We must aggressively pursue clinical trials of new cell therapies and other therapeutic approaches to rebuild the nervous system
We must ensure that innovative rehabilitation techniques are developed to maximize function, and develop better ways to reduce MS symptoms, including psychosocial symptoms
We must provide data on optimal health care delivery and policy to fuel advocacy efforts to improve quality of care and quality of life
Research News Related to Restoring Function
May 08, 2013

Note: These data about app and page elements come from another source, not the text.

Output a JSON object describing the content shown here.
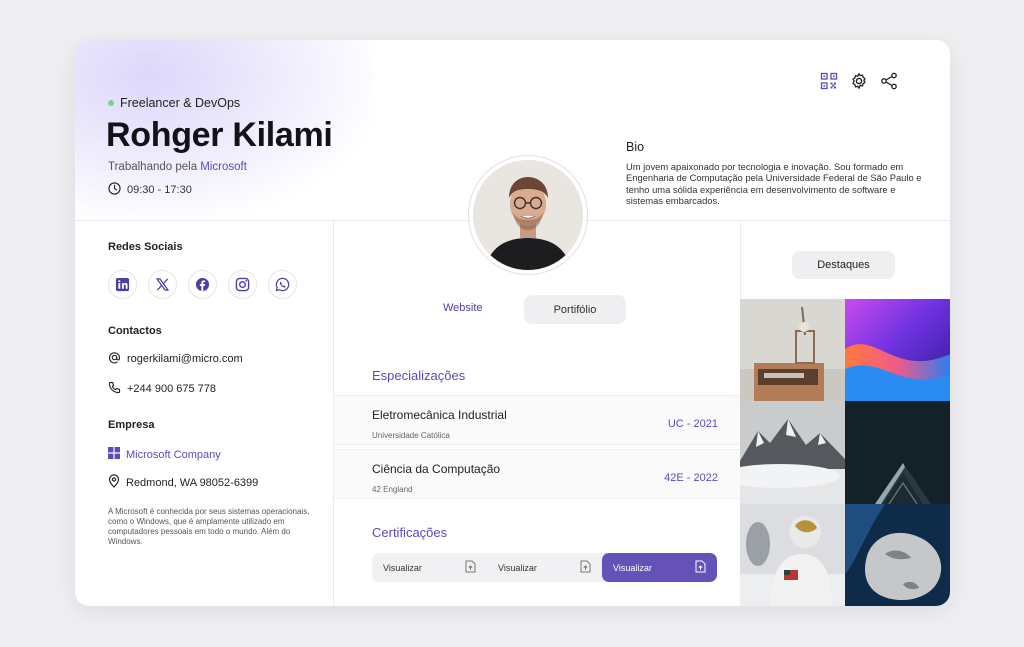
{
  "profile": {
    "role": "Freelancer & DevOps",
    "name": "Rohger Kilami",
    "work_prefix": "Trabalhando pela",
    "work_company": "Microsoft",
    "hours": "09:30 - 17:30"
  },
  "toolbar": {
    "icons": [
      "qr-code-icon",
      "gear-icon",
      "share-icon"
    ]
  },
  "bio": {
    "title": "Bio",
    "text": "Um jovem apaixonado por tecnologia e inovação. Sou formado em Engenharia de Computação pela Universidade Federal de São Paulo e tenho uma sólida experiência em desenvolvimento de software e sistemas embarcados."
  },
  "social": {
    "title": "Redes Sociais",
    "icons": [
      "linkedin-icon",
      "x-icon",
      "facebook-icon",
      "instagram-icon",
      "whatsapp-icon"
    ]
  },
  "contacts": {
    "title": "Contactos",
    "email": "rogerkilami@micro.com",
    "phone": "+244 900 675 778"
  },
  "company": {
    "title": "Empresa",
    "name": "Microsoft Company",
    "address": "Redmond, WA 98052-6399",
    "about": "A Microsoft é conhecida por seus sistemas operacionais, como o Windows, que é amplamente utilizado em computadores pessoais em todo o mundo. Além do Windows."
  },
  "tabs": {
    "website": "Website",
    "portfolio": "Portifólio"
  },
  "specializations": {
    "title": "Especializações",
    "items": [
      {
        "title": "Eletromecânica Industrial",
        "sub": "Universidade Católica",
        "code": "UC - 2021"
      },
      {
        "title": "Ciência da Computação",
        "sub": "42 England",
        "code": "42E - 2022"
      }
    ]
  },
  "certifications": {
    "title": "Certificações",
    "buttons": [
      "Visualizar",
      "Visualizar",
      "Visualizar"
    ]
  },
  "highlights": {
    "button": "Destaques"
  },
  "colors": {
    "accent": "#6552b9",
    "accent_text": "#5a4bb7",
    "status_dot": "#7bd389"
  }
}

Researchers at the universities of Edinburgh and Cambridge, and at Stanford, have reported separate studies making inroads to understanding factors that stimulate the repair of myelin, the nerve insulation that is a target of multiple sclerosis. These important laboratory discoveries, supported in part by the National MS Society, are still in early stages and need to be confirmed and expanded, but they could eventually lead to promising new therapeutic approaches to stimulating myelin repair to restore function in people with MS.
Apr 18, 2013
The National MS Society-funded MS Outcome Assessments Consortium (MSOAC) held its first annual meeting with the U.S. Food and Drug Administration on April 1-2 to discuss steps needed to “qualify” a new measure of MS disability that will be recognized by the FDA and the European Medicines Agency to speed new therapies for MS, particularly progressive forms of the disease.
Apr 18, 2013
The National Multiple Sclerosis Society has committed another $18 million to support up to 65 new MS research projects. These new awards are part of a comprehensive research strategy aimed at stopping MS, restoring function that has been lost, and ending the disease forever.